[Exercise directions]: Give the records below again in full, exactly as written, but without any images.

-------- Input records

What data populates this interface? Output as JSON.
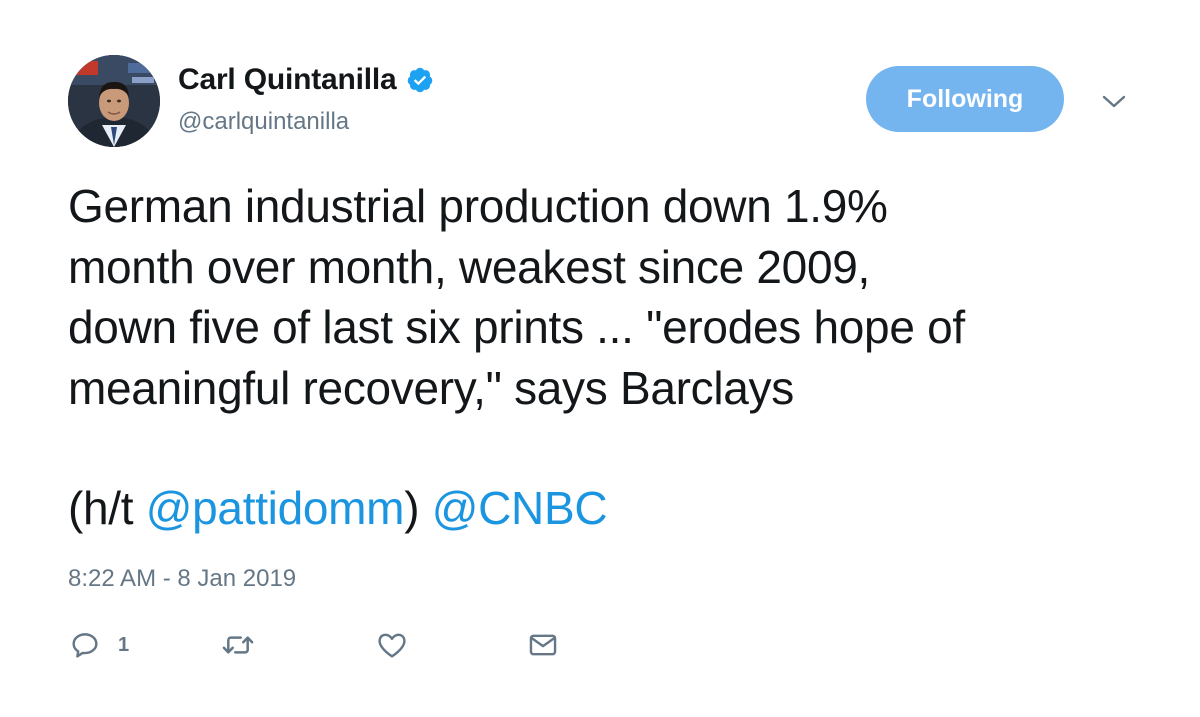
{
  "author": {
    "display_name": "Carl Quintanilla",
    "handle": "@carlquintanilla",
    "verified": true
  },
  "follow_button": {
    "label": "Following"
  },
  "tweet": {
    "lines": [
      "German industrial production down 1.9%",
      "month over month, weakest since 2009,",
      "down five of last six prints ... \"erodes hope of",
      "meaningful recovery,\" says Barclays"
    ],
    "credit_prefix": "(h/t ",
    "credit_mention": "@pattidomm",
    "credit_suffix": ") ",
    "trailing_mention": "@CNBC"
  },
  "timestamp": "8:22 AM - 8 Jan 2019",
  "actions": {
    "reply_count": "1",
    "icons": [
      "reply-icon",
      "retweet-icon",
      "like-icon",
      "direct-message-icon"
    ]
  },
  "colors": {
    "text": "#14171a",
    "secondary": "#657786",
    "link": "#1b95e0",
    "button_bg": "#74b5ef",
    "verified": "#1da1f2"
  }
}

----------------

[Output for this task]:
What data populates this interface? Output as JSON.
{
  "author": {
    "display_name": "Carl Quintanilla",
    "handle": "@carlquintanilla",
    "verified": true
  },
  "follow_button": {
    "label": "Following"
  },
  "tweet": {
    "lines": [
      "German industrial production down 1.9%",
      "month over month, weakest since 2009,",
      "down five of last six prints ... \"erodes hope of",
      "meaningful recovery,\" says Barclays"
    ],
    "credit_prefix": "(h/t ",
    "credit_mention": "@pattidomm",
    "credit_suffix": ") ",
    "trailing_mention": "@CNBC"
  },
  "timestamp": "8:22 AM - 8 Jan 2019",
  "actions": {
    "reply_count": "1",
    "icons": [
      "reply-icon",
      "retweet-icon",
      "like-icon",
      "direct-message-icon"
    ]
  },
  "colors": {
    "text": "#14171a",
    "secondary": "#657786",
    "link": "#1b95e0",
    "button_bg": "#74b5ef",
    "verified": "#1da1f2"
  }
}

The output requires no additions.